Today is an historic day. Canada Post announced today it will phase out door-to-door mail delivery in several urban centres.
It’s also an historic day for our band as we announce Trent Severn postage stamps!
In my town of St. Marys, the change of no door-to-door will have little effect as residents have been trudging to the post office in sleet, snow and sun to collect letters and parcels for several years. We have not had mail come to our front doors for a while now.
The one upside of no urban delivery in my town is that the post office is a buzzing centre of social activity. Old friends smile and shake hands. New friends meet and stop to chat. I’m sure the postal workers at our post office have a different, very over-worked view but I do enjoying seeing them as much as my neighbours.
Here’s a little history on the first airmail delivery in Canada which is quite fascinating.
Leaside Aerodrome was an airport in the Town of Leaside, Ontario (now a neighbourhood of Toronto). It opened in 1917 as a Royal Flying Corps airfield during the First World War.
Unlike nearby Armour Heights Field, the airfield was not abandoned at the end of the war, but was acquired for use by the Toronto Flying Club. After the war, the airstrip became the site of Canada’s first delivery of airmail on June 24, 1918 when pilot Brian Peck delivered 120 letters from Montreal (taking off from Bois-Franc Field). This delivery was initially organized at the behest of some of his friends in Montreal who wanted letters delivered to Toronto; however when the Post Office Department heard of the plans, they gathered together the letters as a test of an airmail system. A modern plaque at the site of Leaside Aerodrome reads: “At 10:12 a.m. on June 24, 1918, Captain Brian Peck of the Royal Air Force and mechanic Corporal C.W. Mathers took off from the Bois Franc Polo Grounds in Montreal in a JN-4 Curtiss two-seater airplane. They had with them the first bag of mail to be delivered by air in Canada. Wind and rain buffetted the small plane and forced it to make refuelling stops at Kingston and Deseronto.

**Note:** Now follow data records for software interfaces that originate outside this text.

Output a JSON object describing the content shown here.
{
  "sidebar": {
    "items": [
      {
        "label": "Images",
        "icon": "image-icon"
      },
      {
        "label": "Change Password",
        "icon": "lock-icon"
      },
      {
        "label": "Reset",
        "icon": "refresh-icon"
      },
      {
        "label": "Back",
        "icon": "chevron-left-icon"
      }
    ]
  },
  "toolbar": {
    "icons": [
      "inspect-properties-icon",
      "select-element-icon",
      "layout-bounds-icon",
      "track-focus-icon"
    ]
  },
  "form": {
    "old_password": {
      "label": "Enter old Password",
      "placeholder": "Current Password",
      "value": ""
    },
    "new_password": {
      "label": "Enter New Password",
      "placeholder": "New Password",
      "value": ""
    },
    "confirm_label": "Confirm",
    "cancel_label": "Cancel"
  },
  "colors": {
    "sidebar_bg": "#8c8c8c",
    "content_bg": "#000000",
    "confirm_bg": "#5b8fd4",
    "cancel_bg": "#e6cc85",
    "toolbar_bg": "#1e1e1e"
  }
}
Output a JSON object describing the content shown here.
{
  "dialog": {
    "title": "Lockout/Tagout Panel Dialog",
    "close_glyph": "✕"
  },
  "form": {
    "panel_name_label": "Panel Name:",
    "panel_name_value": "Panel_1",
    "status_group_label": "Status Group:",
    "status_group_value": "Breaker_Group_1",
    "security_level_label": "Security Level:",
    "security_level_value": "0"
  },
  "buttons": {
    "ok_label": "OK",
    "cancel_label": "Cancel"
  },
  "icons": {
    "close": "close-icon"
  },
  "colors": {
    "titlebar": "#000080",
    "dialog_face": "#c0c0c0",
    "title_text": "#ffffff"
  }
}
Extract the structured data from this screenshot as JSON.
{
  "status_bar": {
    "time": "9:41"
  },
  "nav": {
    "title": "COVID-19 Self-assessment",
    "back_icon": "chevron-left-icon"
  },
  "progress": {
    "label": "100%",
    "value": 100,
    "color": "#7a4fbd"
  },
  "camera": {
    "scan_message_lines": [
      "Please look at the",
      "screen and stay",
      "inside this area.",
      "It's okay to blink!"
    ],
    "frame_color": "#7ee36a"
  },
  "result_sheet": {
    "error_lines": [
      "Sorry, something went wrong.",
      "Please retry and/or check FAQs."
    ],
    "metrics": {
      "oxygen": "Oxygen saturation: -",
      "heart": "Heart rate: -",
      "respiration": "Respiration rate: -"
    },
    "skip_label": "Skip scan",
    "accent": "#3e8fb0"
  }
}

Finally, at 4:55 p.m., Peck and Mathers landed at the Leaside Aerodrome (immediately southwest of here). The flight had been arranged by a civilian organization, the Aerial League of the British Empire, to demonstrate that aviation was the way of the future.” A regular air express service began in 1928.
Please check back in the next weeks on how to order your own book of Trent Severn stamps.
And keep sending us those postcards on what inspires you about Canada. We will trudge to the community mailbox in Stratford happily to retrieve them and respond (yes by snail mail).
356 Ontario Street
Suite # 228
Stratford On. N5A 7X6